By Amazon Customer on 17-05-18
Continuing to be pleasant
As this is now the 4th book in the series, I'm starting to feel that they are a bit too short and look forward to the longer ones, because for me, the longer ones will show book structure development.
I do find the formality a little wearing and I feel like the books have been translated from an African writing because it goes into too much detail and almost teaching you how to suck eggs narration. I hope the future ones get better and more in depth.
By PJ van Zetten on 19-07-16
Would you listen to The Kalahari Typing School for Men again? Why?
No. Not because the story is no good, it is entertaining. With apology to Hilary Neville who does a perfectly reasonable job but cannot bring the story to life in the same way Adjoa Andoh does. The rhythm of Africa is lost when spoken only by a perfectly modulated English voice. Ms Andoh can do this perfectly, when in narration mode and can convey Botswana beautifully when in conversation mode.
Who was your favorite character and why?
The ever delightful Precious. Her wisdom and insights are delightful.
What aspect of the narrator’s performance might you have changed?
As beautifully as she speaks, Hilary Neville is not the right person to bring these stories to life.

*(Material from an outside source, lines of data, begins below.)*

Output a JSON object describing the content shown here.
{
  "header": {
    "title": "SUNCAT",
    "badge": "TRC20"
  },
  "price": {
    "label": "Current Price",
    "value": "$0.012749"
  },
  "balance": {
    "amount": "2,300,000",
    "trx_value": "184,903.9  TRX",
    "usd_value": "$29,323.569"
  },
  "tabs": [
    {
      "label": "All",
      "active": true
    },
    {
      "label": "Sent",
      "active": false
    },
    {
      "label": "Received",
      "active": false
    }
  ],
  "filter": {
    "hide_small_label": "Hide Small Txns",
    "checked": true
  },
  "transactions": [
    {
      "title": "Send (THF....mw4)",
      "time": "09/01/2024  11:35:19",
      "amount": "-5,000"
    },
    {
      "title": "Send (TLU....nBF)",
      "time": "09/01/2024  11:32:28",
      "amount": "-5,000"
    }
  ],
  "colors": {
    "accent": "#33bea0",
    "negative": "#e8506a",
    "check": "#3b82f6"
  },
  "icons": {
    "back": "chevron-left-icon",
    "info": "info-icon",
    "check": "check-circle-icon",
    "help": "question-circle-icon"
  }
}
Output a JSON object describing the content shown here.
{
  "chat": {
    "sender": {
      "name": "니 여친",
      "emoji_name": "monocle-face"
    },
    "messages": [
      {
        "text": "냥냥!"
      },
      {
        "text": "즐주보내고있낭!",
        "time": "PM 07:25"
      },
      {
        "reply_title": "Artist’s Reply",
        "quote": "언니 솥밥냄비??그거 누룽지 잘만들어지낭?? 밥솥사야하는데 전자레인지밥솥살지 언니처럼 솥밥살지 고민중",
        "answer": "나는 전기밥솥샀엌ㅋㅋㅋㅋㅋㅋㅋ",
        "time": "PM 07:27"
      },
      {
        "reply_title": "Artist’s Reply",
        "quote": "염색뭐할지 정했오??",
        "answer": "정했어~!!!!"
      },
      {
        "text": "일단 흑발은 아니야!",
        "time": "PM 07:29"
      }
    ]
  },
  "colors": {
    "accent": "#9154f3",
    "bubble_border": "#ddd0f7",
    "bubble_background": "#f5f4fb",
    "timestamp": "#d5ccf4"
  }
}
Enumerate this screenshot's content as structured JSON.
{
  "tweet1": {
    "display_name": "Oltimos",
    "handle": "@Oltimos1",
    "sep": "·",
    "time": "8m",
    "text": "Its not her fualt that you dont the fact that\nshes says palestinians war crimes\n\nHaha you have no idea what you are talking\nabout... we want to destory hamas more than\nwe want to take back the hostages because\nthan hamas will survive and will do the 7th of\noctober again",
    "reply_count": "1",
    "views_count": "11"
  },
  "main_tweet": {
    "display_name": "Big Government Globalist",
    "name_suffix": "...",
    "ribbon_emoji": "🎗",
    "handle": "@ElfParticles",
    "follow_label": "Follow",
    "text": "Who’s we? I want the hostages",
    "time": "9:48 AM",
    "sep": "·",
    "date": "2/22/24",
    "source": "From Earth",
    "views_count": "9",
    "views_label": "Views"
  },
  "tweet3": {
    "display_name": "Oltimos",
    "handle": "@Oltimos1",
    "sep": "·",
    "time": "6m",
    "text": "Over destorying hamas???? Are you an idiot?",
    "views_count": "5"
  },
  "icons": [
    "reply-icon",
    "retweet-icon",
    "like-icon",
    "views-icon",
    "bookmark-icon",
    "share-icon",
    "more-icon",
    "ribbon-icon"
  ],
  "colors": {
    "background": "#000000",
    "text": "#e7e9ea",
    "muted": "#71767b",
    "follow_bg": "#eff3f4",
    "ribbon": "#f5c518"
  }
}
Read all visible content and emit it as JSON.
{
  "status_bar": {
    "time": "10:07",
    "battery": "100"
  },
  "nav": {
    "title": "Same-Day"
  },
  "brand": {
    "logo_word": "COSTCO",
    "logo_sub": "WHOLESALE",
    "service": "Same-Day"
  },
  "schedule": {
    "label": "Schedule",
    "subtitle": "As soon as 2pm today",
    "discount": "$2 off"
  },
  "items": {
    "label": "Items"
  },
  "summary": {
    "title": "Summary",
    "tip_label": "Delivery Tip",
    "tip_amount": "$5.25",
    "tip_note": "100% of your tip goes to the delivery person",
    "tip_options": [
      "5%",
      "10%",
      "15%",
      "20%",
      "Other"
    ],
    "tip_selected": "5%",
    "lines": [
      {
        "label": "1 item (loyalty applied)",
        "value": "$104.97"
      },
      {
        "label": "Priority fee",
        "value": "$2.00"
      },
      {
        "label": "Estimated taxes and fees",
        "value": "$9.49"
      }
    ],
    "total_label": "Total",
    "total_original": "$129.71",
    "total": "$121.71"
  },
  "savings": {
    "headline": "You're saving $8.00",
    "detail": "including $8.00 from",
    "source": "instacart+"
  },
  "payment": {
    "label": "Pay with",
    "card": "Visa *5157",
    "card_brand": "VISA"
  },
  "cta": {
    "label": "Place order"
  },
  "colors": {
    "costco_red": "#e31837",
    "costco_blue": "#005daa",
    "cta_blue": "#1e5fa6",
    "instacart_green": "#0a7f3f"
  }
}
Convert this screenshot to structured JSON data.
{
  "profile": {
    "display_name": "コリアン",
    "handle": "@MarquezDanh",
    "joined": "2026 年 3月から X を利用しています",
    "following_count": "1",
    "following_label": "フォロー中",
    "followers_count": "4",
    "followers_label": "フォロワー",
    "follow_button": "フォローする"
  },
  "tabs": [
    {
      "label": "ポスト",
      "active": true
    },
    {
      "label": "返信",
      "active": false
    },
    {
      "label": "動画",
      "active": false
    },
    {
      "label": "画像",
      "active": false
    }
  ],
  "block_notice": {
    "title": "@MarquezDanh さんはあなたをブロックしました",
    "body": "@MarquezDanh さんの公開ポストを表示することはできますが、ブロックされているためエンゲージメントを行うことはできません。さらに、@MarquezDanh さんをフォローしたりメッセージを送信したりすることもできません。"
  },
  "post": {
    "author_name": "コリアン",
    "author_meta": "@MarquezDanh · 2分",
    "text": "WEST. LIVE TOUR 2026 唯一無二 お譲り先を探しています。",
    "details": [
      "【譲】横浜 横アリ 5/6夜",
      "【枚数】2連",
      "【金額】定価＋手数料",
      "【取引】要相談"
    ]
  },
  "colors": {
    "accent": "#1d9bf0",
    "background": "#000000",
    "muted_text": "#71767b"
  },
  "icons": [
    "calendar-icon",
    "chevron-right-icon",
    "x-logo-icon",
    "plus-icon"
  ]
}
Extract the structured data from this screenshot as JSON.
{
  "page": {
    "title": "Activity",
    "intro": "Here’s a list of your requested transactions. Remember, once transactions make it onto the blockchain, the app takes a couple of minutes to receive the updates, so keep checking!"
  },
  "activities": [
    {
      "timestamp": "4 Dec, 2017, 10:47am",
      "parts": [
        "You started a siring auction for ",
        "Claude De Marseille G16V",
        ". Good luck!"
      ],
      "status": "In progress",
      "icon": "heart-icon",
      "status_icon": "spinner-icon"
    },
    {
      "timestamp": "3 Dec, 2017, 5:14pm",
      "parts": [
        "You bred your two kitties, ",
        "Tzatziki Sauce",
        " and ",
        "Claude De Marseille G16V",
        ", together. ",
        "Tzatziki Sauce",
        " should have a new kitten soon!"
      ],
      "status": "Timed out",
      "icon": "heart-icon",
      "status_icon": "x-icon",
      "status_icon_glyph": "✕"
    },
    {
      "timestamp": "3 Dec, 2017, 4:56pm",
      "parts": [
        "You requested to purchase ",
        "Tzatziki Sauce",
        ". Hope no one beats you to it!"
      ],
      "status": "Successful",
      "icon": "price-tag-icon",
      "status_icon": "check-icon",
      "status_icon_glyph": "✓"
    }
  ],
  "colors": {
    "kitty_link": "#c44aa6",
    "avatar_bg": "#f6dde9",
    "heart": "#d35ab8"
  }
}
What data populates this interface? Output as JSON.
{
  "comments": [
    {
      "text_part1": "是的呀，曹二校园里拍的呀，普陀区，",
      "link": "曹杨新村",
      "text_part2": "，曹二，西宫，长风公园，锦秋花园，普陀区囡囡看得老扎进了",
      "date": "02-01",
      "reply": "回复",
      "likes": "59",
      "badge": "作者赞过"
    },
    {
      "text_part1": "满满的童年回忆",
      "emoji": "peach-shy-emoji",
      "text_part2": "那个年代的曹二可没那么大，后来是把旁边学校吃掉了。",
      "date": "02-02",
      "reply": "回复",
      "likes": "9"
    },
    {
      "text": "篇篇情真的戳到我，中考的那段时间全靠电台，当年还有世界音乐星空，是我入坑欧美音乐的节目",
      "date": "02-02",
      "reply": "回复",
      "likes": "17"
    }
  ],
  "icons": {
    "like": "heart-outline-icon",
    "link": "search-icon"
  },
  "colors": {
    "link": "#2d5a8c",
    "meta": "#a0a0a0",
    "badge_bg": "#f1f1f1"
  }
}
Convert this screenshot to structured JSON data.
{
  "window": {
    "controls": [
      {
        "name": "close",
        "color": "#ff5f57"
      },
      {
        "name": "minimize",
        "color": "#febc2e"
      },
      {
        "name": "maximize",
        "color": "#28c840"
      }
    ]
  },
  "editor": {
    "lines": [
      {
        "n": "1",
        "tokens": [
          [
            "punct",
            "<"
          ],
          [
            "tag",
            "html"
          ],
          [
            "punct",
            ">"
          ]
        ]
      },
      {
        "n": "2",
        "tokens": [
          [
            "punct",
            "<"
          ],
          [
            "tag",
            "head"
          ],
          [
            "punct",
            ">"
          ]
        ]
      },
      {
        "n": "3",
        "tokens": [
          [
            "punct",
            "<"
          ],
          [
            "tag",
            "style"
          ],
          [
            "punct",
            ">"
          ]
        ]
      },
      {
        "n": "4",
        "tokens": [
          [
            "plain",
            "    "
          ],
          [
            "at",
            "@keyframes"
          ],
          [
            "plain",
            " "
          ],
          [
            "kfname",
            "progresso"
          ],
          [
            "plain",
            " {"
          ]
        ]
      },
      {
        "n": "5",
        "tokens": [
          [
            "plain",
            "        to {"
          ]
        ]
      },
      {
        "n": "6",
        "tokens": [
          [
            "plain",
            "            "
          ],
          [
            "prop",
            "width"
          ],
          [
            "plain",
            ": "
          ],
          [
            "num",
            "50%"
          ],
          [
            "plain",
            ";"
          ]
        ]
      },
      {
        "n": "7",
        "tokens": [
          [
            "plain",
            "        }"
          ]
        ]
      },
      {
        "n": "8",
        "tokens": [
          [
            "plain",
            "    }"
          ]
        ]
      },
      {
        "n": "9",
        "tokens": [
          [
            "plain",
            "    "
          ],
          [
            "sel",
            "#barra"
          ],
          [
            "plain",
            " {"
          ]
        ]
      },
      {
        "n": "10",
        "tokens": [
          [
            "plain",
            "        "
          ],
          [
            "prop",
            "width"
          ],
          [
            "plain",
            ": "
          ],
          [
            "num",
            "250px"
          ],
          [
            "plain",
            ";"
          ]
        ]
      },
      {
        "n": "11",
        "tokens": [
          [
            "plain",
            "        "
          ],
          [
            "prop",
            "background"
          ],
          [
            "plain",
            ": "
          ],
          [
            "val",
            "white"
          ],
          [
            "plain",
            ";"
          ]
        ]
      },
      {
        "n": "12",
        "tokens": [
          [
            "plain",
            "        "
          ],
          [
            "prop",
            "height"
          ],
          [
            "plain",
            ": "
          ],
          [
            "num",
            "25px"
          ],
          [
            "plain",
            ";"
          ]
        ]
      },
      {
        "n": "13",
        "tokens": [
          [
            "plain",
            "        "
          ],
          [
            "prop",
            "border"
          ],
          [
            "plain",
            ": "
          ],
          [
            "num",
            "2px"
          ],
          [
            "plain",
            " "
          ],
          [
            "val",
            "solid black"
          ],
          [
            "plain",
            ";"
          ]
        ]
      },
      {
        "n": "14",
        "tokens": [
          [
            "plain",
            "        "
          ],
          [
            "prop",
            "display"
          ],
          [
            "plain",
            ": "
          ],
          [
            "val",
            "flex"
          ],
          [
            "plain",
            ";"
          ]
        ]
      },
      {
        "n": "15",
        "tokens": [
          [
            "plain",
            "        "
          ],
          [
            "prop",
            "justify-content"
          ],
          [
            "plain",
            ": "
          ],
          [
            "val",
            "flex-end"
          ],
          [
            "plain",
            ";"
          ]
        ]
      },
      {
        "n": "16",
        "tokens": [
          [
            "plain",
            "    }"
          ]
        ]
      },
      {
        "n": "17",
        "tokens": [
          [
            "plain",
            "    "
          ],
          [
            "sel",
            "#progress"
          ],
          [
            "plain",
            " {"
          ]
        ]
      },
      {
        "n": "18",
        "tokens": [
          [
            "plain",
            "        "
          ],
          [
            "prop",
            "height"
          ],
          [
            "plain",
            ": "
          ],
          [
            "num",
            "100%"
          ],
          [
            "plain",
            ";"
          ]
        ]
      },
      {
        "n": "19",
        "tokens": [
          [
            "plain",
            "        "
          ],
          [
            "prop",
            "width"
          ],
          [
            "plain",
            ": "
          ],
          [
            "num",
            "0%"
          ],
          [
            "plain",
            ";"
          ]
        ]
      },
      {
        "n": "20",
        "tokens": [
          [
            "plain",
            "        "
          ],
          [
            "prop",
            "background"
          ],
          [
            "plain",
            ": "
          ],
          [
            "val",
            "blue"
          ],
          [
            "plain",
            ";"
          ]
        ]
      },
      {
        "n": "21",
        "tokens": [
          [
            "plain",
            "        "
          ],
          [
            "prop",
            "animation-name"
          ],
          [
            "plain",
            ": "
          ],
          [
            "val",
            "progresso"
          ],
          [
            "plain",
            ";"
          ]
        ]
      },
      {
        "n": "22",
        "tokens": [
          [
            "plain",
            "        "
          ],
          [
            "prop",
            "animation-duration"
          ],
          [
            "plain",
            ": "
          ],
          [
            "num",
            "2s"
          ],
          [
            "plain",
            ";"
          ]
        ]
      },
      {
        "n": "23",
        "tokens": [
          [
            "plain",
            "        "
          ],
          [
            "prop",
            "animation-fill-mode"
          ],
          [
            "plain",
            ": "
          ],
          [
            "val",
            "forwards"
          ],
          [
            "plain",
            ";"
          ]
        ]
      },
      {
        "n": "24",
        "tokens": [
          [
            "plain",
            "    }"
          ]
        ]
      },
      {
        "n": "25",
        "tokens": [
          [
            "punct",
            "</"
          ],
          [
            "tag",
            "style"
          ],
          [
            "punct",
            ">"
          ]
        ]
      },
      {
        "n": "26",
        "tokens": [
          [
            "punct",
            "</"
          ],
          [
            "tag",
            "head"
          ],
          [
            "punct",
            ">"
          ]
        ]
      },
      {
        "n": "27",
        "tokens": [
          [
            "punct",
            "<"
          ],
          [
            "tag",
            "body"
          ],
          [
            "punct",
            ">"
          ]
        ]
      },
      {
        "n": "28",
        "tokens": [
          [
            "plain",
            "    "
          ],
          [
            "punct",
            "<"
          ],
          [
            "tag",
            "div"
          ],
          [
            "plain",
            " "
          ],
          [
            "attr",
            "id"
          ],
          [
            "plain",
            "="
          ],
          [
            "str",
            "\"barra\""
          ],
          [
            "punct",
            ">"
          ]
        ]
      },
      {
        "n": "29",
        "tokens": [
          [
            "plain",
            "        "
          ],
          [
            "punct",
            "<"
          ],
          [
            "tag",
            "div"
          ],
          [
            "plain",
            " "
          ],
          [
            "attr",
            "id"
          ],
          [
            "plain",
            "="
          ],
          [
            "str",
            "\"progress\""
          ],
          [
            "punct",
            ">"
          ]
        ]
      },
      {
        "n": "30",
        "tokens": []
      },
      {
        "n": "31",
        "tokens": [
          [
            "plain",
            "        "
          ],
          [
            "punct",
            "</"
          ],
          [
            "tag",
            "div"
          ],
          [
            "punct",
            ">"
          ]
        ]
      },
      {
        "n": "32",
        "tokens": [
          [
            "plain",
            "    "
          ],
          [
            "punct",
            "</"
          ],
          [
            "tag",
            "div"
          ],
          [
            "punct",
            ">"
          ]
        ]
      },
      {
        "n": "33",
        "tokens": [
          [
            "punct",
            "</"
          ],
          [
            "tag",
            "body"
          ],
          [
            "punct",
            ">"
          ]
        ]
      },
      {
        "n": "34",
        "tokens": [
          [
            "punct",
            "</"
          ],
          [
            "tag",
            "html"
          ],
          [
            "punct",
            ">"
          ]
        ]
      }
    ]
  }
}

Was there a moment in the book that particularly moved you?
This is not a book that "moves" but one that entertains.
Any additional comments?